So many lab informatics tools, so few acronyms…
Testing laboratories, regardless of industry, produce mountains of complex data on the daily. And, anyone with mountains of anything knows that you need to get a good system in place so you don’t fall down. Luckily, there are some pretty sweet lab informatics tools you can implement to help. But, do you need LIMS software? Or LIS? Or… are they the same thing?
If you’re new to laboratory data management, the most obvious difference between a LIMS and a LIS system is, well, the letter “M.” As in, laboratory information management system (LIMS) versus laboratory information system (LIS). Where it gets sticky is that both tools manage lab data. They also both help ensure data integrity, compliance and security.
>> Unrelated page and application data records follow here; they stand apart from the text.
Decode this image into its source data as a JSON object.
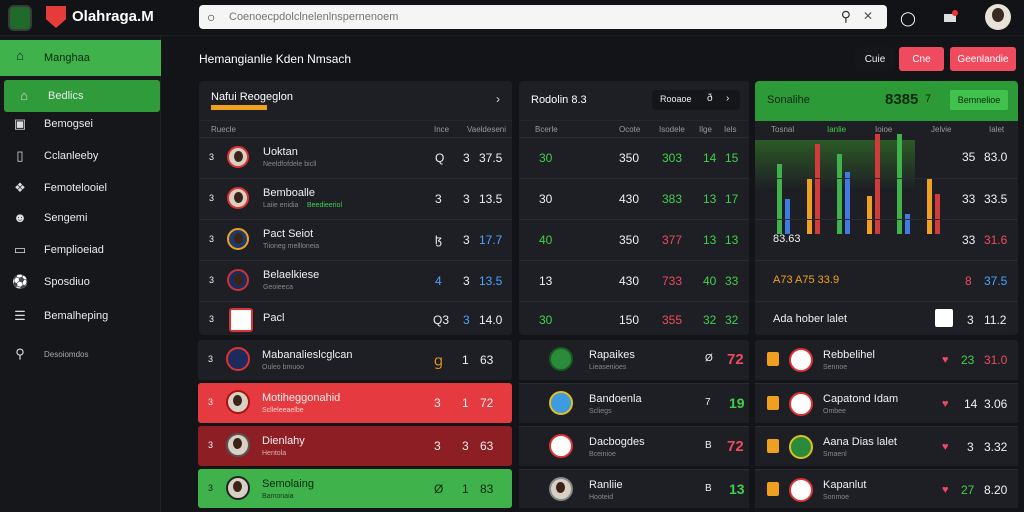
{
  "app": {
    "title": "Olahraga.M"
  },
  "search": {
    "placeholder": "Coenoecpdolclnelenlnspernenoem"
  },
  "sidebar": {
    "items": [
      {
        "label": "Manghaa",
        "icon": "home-icon"
      },
      {
        "label": "Bedlics",
        "icon": "home-icon"
      },
      {
        "label": "Bemogsei",
        "icon": "calendar-icon"
      },
      {
        "label": "Cclanleeby",
        "icon": "chat-icon"
      },
      {
        "label": "Femotelooiel",
        "icon": "stats-icon"
      },
      {
        "label": "Sengemi",
        "icon": "team-icon"
      },
      {
        "label": "Femplioeiad",
        "icon": "video-icon"
      },
      {
        "label": "Sposdiuo",
        "icon": "ball-icon"
      },
      {
        "label": "Bemalheping",
        "icon": "list-icon"
      },
      {
        "label": "Desoiomdos",
        "icon": "search-icon"
      }
    ]
  },
  "page": {
    "title": "Hemangianlie Kden Nmsach"
  },
  "buttons": {
    "b1": "Cuie",
    "b2": "Cne",
    "b3": "Geenlandie"
  },
  "panel_left": {
    "title": "Nafui Reogeglon",
    "cols": [
      "Ruecle",
      "Ince",
      "Vaeldeseni"
    ],
    "rows": [
      {
        "rank": "3",
        "name": "Uoktan",
        "sub": "Neeldfofdele bicll",
        "a": "Q",
        "b": "3",
        "c": "37.5"
      },
      {
        "rank": "3",
        "name": "Bemboalle",
        "sub": "Laiie enidia",
        "tag": "Beedieeriol",
        "a": "3",
        "b": "3",
        "c": "13.5"
      },
      {
        "rank": "3",
        "name": "Pact Seiot",
        "sub": "Tiioneg mellloneia",
        "a": "ɮ",
        "b": "3",
        "c": "17.7"
      },
      {
        "rank": "3",
        "name": "Belaelkiese",
        "sub": "Geoieeca",
        "a": "4",
        "b": "3",
        "c": "13.5"
      },
      {
        "rank": "3",
        "name": "Pacl",
        "sub": "",
        "a": "Q3",
        "b": "3",
        "c": "14.0"
      }
    ]
  },
  "panel_mid": {
    "title": "Rodolin 8.3",
    "select": "Rooaoe",
    "select2": "ð",
    "cols": [
      "Bcerle",
      "Ocote",
      "Isodele",
      "Ilge",
      "Iels"
    ],
    "rows": [
      {
        "a": "30",
        "b": "350",
        "c": "303",
        "d": "14",
        "e": "15"
      },
      {
        "a": "30",
        "b": "430",
        "c": "383",
        "d": "13",
        "e": "17"
      },
      {
        "a": "40",
        "b": "350",
        "c": "377",
        "d": "13",
        "e": "13"
      },
      {
        "a": "13",
        "b": "430",
        "c": "733",
        "d": "40",
        "e": "33"
      },
      {
        "a": "30",
        "b": "150",
        "c": "355",
        "d": "32",
        "e": "32"
      }
    ]
  },
  "panel_right": {
    "title": "Sonalihe",
    "score": "8385",
    "marker": "7",
    "button": "Bemnelioe",
    "cols": [
      "Tosnal",
      "Ianlie",
      "Ioioe",
      "Jelvie",
      "Ialet"
    ],
    "rows": [
      {
        "label": "",
        "a": "35",
        "b": "83.0"
      },
      {
        "label": "",
        "a": "33",
        "b": "33.5"
      },
      {
        "label": "83.63",
        "a": "33",
        "b": "31.6"
      },
      {
        "label": "A73 A75 33.9",
        "a": "8",
        "b": "37.5"
      },
      {
        "label": "Ada hober lalet",
        "a": "3",
        "b": "11.2"
      }
    ]
  },
  "chart_data": {
    "type": "bar",
    "series": [
      {
        "values": [
          70,
          55,
          80,
          38,
          100,
          55
        ]
      },
      {
        "values": [
          35,
          90,
          62,
          100,
          20,
          40
        ]
      }
    ]
  },
  "list_left": [
    {
      "rank": "3",
      "name": "Mabanalieslcglcan",
      "sub": "Ouleo bmuoo",
      "a": "Ɡ",
      "b": "1",
      "c": "63"
    },
    {
      "rank": "3",
      "name": "Motiheggonahid",
      "sub": "Sclleleeaelbe",
      "a": "3",
      "b": "1",
      "c": "72"
    },
    {
      "rank": "3",
      "name": "Dienlahy",
      "sub": "Hentola",
      "a": "3",
      "b": "3",
      "c": "63"
    },
    {
      "rank": "3",
      "name": "Semolaing",
      "sub": "Bamonaia",
      "a": "Ø",
      "b": "1",
      "c": "83"
    }
  ],
  "list_mid": [
    {
      "name": "Rapaikes",
      "sub": "Lieasenioes",
      "a": "Ø",
      "b": "72"
    },
    {
      "name": "Bandoenla",
      "sub": "Scliegs",
      "a": "7",
      "b": "19"
    },
    {
      "name": "Dacbogdes",
      "sub": "Bceinioe",
      "a": "B",
      "b": "72"
    },
    {
      "name": "Ranliie",
      "sub": "Hooteid",
      "a": "B",
      "b": "13"
    }
  ],
  "list_right": [
    {
      "name": "Rebbelihel",
      "sub": "Sennoe",
      "a": "23",
      "b": "31.0"
    },
    {
      "name": "Capatond Idam",
      "sub": "Ombee",
      "a": "14",
      "b": "3.06"
    },
    {
      "name": "Aana Dias lalet",
      "sub": "Smaenl",
      "a": "3",
      "b": "3.32"
    },
    {
      "name": "Kapanlut",
      "sub": "Sonmoe",
      "a": "27",
      "b": "8.20"
    }
  ]
}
Actually, LIMS and LIS have a lot in common.
Like many software solutions, these laboratory informatics tools can show a wide variance in functionality from the lowest-end solution to the highest. However, most newer LIMS and LIS systems share a lot of commonalities, such as:
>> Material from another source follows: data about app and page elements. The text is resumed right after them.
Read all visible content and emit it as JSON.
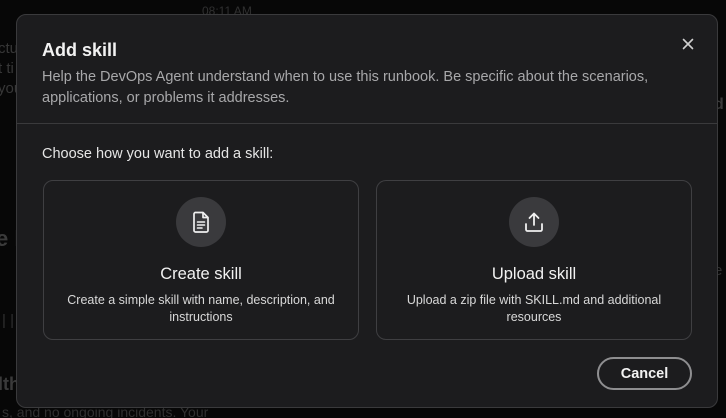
{
  "background": {
    "time": "08:11 AM",
    "line1": "ctu",
    "line2": "t ti",
    "line3": "you",
    "heading1": "e l",
    "bar": "| |",
    "heading2": "lth",
    "bottom_text": "s, and no ongoing incidents. Your",
    "right1": "d",
    "right2": "e"
  },
  "modal": {
    "title": "Add skill",
    "description": "Help the DevOps Agent understand when to use this runbook. Be specific about the scenarios, applications, or problems it addresses.",
    "close_icon": "close-icon",
    "prompt": "Choose how you want to add a skill:",
    "options": [
      {
        "icon": "document-icon",
        "title": "Create skill",
        "description": "Create a simple skill with name, description, and instructions"
      },
      {
        "icon": "upload-icon",
        "title": "Upload skill",
        "description": "Upload a zip file with SKILL.md and additional resources"
      }
    ],
    "cancel_label": "Cancel"
  },
  "colors": {
    "modal_bg": "#1c1c1e",
    "border": "#3a3a3c",
    "icon_circle": "#3a3a3d"
  }
}
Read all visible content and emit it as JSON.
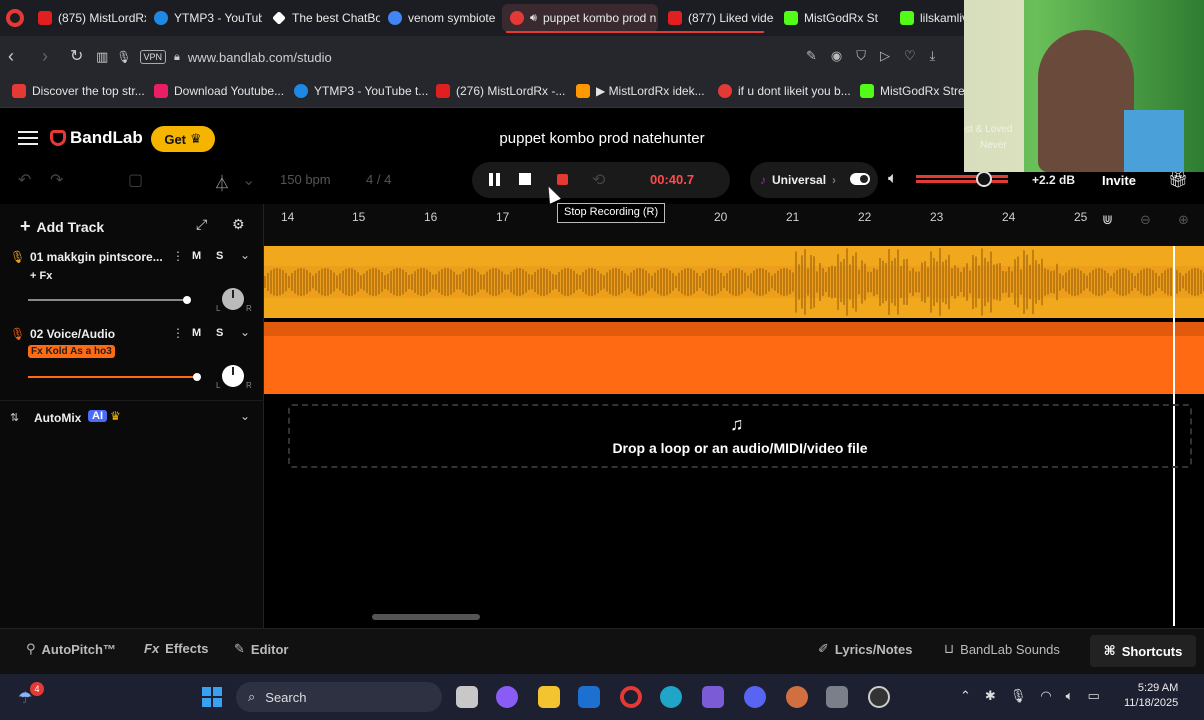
{
  "tabs": [
    {
      "label": "(875) MistLordRx",
      "color": "#e02020"
    },
    {
      "label": "YTMP3 - YouTube",
      "color": "#1e88e5"
    },
    {
      "label": "The best ChatBot",
      "color": "#ffffff"
    },
    {
      "label": "venom symbiote",
      "color": "#4285f4"
    },
    {
      "label": "puppet kombo prod n",
      "color": "#e53935"
    },
    {
      "label": "(877) Liked video",
      "color": "#e02020"
    },
    {
      "label": "MistGodRx St",
      "color": "#53fc18"
    },
    {
      "label": "lilskamlive St",
      "color": "#53fc18"
    }
  ],
  "address": {
    "url": "www.bandlab.com/studio",
    "vpn": "VPN"
  },
  "bookmarks": [
    {
      "label": "Discover the top str...",
      "color": "#e53935"
    },
    {
      "label": "Download Youtube...",
      "color": "#e91e63"
    },
    {
      "label": "YTMP3 - YouTube t...",
      "color": "#1e88e5"
    },
    {
      "label": "(276) MistLordRx -...",
      "color": "#e02020"
    },
    {
      "label": "▶ MistLordRx idek...",
      "color": "#ff9800"
    },
    {
      "label": "if u dont likeit you b...",
      "color": "#e53935"
    },
    {
      "label": "MistGodRx Stream",
      "color": "#53fc18"
    }
  ],
  "app": {
    "brand": "BandLab",
    "get_label": "Get",
    "project_title": "puppet kombo prod natehunter",
    "add_track": "Add Track",
    "invite": "Invite",
    "master_db": "+2.2 dB"
  },
  "toolbar": {
    "bpm": "150",
    "bpm_unit": "bpm",
    "time_sig": "4 / 4",
    "time": "00:40.7",
    "scale": "Universal",
    "tooltip": "Stop Recording (R)"
  },
  "ruler": [
    "14",
    "15",
    "16",
    "17",
    "",
    "",
    "20",
    "21",
    "22",
    "23",
    "24",
    "25"
  ],
  "tracks": [
    {
      "name": "01  makkgin pintscore...",
      "fx": "+ Fx",
      "mute": "M",
      "solo": "S",
      "pan_l": "L",
      "pan_r": "R"
    },
    {
      "name": "02  Voice/Audio",
      "fx": "Fx Kold As a ho3",
      "mute": "M",
      "solo": "S",
      "pan_l": "L",
      "pan_r": "R"
    }
  ],
  "automix": {
    "label": "AutoMix",
    "badge": "AI"
  },
  "dropzone": "Drop a loop or an audio/MIDI/video file",
  "bottom": {
    "autopitch": "AutoPitch™",
    "effects": "Effects",
    "editor": "Editor",
    "lyrics": "Lyrics/Notes",
    "sounds": "BandLab Sounds",
    "shortcuts": "Shortcuts"
  },
  "taskbar": {
    "search": "Search",
    "time": "5:29 AM",
    "date": "11/18/2025",
    "badge": "4"
  },
  "webcam": {
    "text1": "Lost & Loved",
    "text2": "Never"
  },
  "colors": {
    "accent": "#f5b400",
    "track1": "#f2a81d",
    "track2": "#ff6a13",
    "record": "#e53935",
    "time": "#ff4a4a"
  }
}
Chain of custody records
Real-time data accessibility
You may have heard that LIS systems are more affordable and easier to implement – both of which can quite be true. So, if these two types of software are so similar, and one’s cheaper and easier to adopt, why choose a LIMS over a LIS?
It’s all about purpose.
As with any new technology adoption, it all comes down to purpose. Some quick questions to consider are:
What type of data do you process?
Who needs to see and understand it?
What is this audience going to do with the data?
LIS systems are designed primarily to process data in clinical, hospital and other medical settings. As such, this software is patient-centric and made for securely managing health information for an individual. LIS systems keep track of data regarding the patient’s age, ethnicity, blood type, test results, past outcomes, etc., and only that patient’s healthcare providers (and sometimes the patient him- or herself) need to view the data. So, smaller amounts of highly secure, HIPAA-compliant data gathered to help make health decisions for a single patient.
LIMS systems, on the other hand, are ideal for commercial settings such as fluid and lubrication labs, food and beverage testing facilities, pharmaceutical labs, and others. Unlike the patient-centric LIS, a LIMS analyzes and reports large batches of data, offering insights to a variety of stakeholders. The software offers things like workflow optimization, automated reporting and quality assurance and can be customized to assist with additional business goals. So, we’re talking large data sets in commercial settings, often with ISO 17025 compliance standards in place. LIMS data is used to help companies make decisions regarding maintenance, operations, product development and much more.
Of course, these definitions are loose and some people do use the terms LIMS and LIS interchangeably. If you’re on the hunt for a data management fix for your lab, these distinctions are a helpful start. It always helps to talk through technology questions, though, so feel free to connect with us if you have specific use cases in mind. We’re happy to help!